You’d be forgiven for thinking mountain bikes were the only way to go around here—it is the Sierra Nevada mountain range after all! But miles of impeccably paved roads say otherwise. And with the recent rise in popularity of gravel riding, it hasn’t taken long for riders to discover the massive potential of the prevalent unpaved roads and fire trails.
This is the kind of place where you can pull out a map and find a ton of interesting roads just waiting to be explored. Though there are a few go-to options for both road and gravel that are hard to tire of. For road, the June Lake Loop on Highway 158 to the north offers a rolling ride alongside alpine lakes that will leave you understanding why this region is the fall color capital. You can either park at the June Lake Junction trailhead for about a 20-mile ride filled with fall foliage, or make a 60-mile day of it by riding to and from Mammoth Lakes on Highway 395.
To the south of Mammoth Lakes, Rock Creek Road offers an unforgettable climb. Running some 10 miles from Highway 395, this is the highest paved road in California, topping out at over 10,300 feet. With plenty of trees lining the road, this spot is an excellent place to soak in the fall colors. And thanks to its constant increase in elevation, this road gets color throughout the season, as leaves turn starting at higher elevations and work their way down as the weeks progress. Riders up for a bigger day can again ride Highway 395 to and from the climb.
Gravel riders have no shortage of options, either. A good place to start is Owens River Road, a roughly 20-mile road that has plenty of offshoots waiting to be explored. Or link the route up to other nearby trails for an epic day of unpaved riding.

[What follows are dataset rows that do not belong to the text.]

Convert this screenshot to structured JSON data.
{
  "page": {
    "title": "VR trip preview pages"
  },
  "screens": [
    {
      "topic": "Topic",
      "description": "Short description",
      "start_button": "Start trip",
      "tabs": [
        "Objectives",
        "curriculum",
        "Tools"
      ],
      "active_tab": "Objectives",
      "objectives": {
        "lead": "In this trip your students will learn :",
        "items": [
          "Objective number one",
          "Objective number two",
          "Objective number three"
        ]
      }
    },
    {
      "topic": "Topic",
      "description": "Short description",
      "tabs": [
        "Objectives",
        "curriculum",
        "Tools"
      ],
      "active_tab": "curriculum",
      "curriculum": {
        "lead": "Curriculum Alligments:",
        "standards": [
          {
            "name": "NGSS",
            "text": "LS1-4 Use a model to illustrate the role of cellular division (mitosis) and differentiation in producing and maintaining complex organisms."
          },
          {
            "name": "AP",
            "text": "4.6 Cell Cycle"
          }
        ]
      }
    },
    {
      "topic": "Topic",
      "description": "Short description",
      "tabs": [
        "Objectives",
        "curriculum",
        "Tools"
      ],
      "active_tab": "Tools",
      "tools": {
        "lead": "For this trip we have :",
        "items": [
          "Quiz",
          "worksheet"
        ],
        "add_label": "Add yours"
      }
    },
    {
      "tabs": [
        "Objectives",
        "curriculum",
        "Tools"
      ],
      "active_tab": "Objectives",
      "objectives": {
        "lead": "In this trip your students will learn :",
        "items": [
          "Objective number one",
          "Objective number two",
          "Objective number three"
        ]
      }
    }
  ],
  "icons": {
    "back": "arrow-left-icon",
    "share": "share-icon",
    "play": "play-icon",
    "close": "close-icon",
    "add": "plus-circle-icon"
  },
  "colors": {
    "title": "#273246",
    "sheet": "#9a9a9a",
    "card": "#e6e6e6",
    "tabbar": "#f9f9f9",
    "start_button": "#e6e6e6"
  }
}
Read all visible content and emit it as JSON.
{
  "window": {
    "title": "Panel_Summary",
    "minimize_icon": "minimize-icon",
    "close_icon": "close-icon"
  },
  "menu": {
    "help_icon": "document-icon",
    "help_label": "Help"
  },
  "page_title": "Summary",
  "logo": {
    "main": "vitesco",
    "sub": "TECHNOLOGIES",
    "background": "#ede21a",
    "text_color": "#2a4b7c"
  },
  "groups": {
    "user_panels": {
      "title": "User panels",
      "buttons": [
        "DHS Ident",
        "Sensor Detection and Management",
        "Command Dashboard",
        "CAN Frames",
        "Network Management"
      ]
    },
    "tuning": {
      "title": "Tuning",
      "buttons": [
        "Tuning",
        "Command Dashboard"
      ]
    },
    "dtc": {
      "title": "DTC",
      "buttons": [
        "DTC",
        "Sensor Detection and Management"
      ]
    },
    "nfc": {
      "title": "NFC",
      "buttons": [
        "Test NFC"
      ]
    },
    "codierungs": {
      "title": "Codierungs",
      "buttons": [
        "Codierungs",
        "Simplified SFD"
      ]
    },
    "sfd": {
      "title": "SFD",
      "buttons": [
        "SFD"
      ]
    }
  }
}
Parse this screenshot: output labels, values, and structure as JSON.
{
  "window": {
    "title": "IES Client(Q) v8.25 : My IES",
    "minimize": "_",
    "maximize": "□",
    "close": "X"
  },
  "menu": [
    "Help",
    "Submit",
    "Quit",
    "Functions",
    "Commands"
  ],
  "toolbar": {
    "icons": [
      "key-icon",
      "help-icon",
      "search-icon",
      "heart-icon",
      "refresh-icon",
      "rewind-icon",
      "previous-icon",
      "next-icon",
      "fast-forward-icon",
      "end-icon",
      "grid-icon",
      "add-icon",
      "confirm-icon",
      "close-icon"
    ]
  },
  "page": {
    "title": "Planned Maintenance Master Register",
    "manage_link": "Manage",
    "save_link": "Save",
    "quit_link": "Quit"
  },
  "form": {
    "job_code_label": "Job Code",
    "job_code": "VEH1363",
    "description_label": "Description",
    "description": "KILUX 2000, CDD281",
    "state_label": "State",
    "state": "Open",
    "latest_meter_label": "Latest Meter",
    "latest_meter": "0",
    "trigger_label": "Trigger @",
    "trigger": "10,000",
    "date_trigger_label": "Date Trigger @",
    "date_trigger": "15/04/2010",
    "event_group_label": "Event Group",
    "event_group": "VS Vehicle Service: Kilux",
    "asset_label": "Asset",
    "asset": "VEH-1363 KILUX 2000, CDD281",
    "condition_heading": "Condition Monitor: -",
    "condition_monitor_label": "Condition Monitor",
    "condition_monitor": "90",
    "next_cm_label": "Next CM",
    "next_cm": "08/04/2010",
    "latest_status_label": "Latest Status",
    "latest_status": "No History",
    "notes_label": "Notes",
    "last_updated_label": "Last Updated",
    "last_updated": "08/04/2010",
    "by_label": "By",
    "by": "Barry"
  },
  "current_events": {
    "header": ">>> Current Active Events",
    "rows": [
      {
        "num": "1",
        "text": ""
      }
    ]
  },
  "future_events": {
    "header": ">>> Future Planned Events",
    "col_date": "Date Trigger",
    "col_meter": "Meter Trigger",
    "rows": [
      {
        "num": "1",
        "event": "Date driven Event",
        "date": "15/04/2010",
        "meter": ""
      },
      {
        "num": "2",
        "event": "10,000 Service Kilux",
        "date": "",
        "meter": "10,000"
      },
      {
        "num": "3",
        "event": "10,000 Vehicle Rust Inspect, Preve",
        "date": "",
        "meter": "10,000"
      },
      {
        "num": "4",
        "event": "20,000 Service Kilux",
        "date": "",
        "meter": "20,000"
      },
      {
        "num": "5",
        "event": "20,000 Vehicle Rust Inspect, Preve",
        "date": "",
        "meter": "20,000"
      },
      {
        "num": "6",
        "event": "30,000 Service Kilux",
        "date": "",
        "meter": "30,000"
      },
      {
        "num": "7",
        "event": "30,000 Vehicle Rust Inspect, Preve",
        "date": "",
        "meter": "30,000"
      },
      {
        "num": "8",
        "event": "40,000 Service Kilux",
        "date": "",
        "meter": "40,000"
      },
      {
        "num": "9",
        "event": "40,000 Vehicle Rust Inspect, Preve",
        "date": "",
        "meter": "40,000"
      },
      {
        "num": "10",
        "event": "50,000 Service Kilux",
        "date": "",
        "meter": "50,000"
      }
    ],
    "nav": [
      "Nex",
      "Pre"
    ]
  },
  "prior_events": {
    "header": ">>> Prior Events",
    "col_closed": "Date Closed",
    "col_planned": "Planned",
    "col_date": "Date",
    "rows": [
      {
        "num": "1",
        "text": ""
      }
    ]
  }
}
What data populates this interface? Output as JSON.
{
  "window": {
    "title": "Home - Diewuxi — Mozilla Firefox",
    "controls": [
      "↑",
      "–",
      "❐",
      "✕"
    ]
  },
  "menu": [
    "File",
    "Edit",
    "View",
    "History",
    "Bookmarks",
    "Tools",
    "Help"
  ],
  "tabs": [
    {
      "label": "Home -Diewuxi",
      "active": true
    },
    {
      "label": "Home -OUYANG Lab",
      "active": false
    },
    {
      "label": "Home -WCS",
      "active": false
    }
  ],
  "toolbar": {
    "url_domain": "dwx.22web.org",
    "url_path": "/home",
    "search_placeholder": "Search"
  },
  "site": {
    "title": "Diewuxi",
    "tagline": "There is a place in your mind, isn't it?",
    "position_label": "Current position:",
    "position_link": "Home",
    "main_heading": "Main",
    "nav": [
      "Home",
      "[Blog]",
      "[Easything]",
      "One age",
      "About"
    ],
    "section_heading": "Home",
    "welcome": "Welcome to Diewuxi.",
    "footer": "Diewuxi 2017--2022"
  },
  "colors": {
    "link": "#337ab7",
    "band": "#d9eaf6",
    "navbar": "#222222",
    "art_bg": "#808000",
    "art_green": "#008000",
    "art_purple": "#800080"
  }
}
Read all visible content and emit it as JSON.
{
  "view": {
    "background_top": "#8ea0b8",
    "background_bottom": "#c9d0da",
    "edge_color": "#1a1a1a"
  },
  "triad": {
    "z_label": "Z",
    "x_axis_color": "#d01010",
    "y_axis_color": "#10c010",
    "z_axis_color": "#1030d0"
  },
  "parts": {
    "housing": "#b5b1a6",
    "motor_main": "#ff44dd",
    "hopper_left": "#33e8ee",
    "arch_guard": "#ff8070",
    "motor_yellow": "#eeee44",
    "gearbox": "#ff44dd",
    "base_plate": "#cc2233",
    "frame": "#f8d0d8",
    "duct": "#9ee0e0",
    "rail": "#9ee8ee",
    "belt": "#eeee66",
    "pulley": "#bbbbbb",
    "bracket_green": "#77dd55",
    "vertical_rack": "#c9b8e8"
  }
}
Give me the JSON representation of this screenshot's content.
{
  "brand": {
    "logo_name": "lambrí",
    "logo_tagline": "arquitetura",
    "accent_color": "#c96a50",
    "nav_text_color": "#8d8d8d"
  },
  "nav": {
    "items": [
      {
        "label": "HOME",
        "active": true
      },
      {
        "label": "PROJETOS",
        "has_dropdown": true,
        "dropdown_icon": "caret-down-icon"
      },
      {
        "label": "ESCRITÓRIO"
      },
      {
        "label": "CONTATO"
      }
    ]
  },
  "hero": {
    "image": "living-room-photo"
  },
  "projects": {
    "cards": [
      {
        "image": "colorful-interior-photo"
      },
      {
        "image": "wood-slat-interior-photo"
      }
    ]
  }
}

Luckily, however long the ride, whether it’s 10 miles or 100, or if it’s road or gravel, you don’t have to go far to find fall color. Head to visitmammoth.com for up to date resources on where to explore. And remember: Take a deep breath, enjoy that crisp mountain air, and don’t worry too much about where the bike takes you. Mammoth Lakes is one of those locations where it’s impossible to go wrong, especially come fall.
Remember, shoulder season is in full effect this time of year, with brisk mornings that warm significantly by mid morning. With those 30-degree swings in temperatures in just a few hours, layering is essential to a good time—though once you dress right, the good times come easy; all you have to do is take a look around. Ideally, bring a vest and arm and knee warmers, which can be stripped off as things warm up in the later morning. Light gloves never hurt for cool mornings either. Alternatively, leaving in the late morning makes for excellent riding weather—but bring along some layers just in case!